solstice mask





Quantum Physics for Dummies


Nebula. Wow.

Today is the Autumnal Equinox 2014. Actually, today is Monday and this post is scheduled to be published on Friday so, by the time you’re reading this, it will be after the Autumnal Equinox, perhaps even years into the future. Kind of like looking at distant galaxies through the Hubble telescope, peering millennia into the distant past. Just a whole lot less awesome.

I observe solstices and equinoxes and the four cross-quarter days that mark the midpoint between them – Imbloc and Beltane and Lammas and Samhain.   The changing of the seasons, the dying of the light and its rebirth . . . . These serve to divide my life upon this Earth into manageable chunks; they provide a mechanism by which I can mark the slippage of time between my now and my no-longer-me-what-then. Turn, turn, turn. There is a season.

Right now my husband and I are binge-watching seasons of Through the Wormhole, a documentary series which first premiered on the Science Channel in 2011. Astrophysics is our guilty pleasure. Hosted by Morgan Freeman (who better than Hollywood’s idea of God?) and featuring a geek’s gallery of rock star scientists, it addresses all the big questions: “Is There a Creator?” “What Happened Before the Beginning?” “Does the Universe Have an Edge?,” and, of course, the great granddaddy of all queries, “Is There Life After Death?” Not a one of us that doesn’t have a dog in that fight.

The series bedazzles me, which is not to say that I comprehend the science behind it. My math skills, or, to be more specific, my appalling lack thereof meant that I never was able to rise to the occasion of chemistry and physics and instead was left to languish in the lowly slough that was General Math where I learned to work a cash register, a role that the Digital Age would soon render . . . along with most of my other skills . . . redundant. I cannot divide fractions or, for that matter, calculate a tip to save my life, but I stand amazed before the immensity of the Universe and those rarest of individuals who, in defiance of all that was cool, chose a career in Science.

I long ago abandoned conventional religion as too puny a construct to account for so ginormous a thing as a multiverse. Would you choose to have your child’s serious illness treated by a Stone Age physician or a modern specialist? Why then would you look to the religion of a nomadic Stone Age tribe for answers to the kind of questions  Through the Wormhole poses?
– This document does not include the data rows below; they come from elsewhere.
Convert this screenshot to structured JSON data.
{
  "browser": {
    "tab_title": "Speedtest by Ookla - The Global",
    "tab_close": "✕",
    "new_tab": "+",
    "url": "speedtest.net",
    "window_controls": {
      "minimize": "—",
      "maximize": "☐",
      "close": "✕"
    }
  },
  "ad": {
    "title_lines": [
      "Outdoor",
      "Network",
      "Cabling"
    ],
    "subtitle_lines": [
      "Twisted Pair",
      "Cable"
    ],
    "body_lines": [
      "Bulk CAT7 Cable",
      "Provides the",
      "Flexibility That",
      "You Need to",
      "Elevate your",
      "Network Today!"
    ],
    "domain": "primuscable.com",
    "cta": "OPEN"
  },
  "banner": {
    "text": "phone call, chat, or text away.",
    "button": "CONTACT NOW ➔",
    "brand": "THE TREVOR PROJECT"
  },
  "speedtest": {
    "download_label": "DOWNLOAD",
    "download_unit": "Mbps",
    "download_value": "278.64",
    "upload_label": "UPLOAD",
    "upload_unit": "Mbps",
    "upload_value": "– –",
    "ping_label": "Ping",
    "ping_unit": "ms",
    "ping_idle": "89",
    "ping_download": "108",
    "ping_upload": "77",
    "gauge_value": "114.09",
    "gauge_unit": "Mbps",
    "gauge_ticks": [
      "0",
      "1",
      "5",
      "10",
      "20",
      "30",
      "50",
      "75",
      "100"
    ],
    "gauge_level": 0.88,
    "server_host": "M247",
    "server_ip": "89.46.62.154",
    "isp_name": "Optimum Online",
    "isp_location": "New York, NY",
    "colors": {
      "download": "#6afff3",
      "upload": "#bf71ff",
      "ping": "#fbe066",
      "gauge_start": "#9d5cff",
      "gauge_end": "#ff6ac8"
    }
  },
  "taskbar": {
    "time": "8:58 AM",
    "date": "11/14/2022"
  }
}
But physics . . . that’s big enough. That’s a different story.

If only someone had told me as a teenager how not-boring science was. If only someone had mentioned that it had the potential to unlock the mysteries of the Universe. But would I have listened, adrift in hormonal soup as I was?

If there’s one thing I have learned, it is this: education is wasted . . . utterly wasted . . . on the young.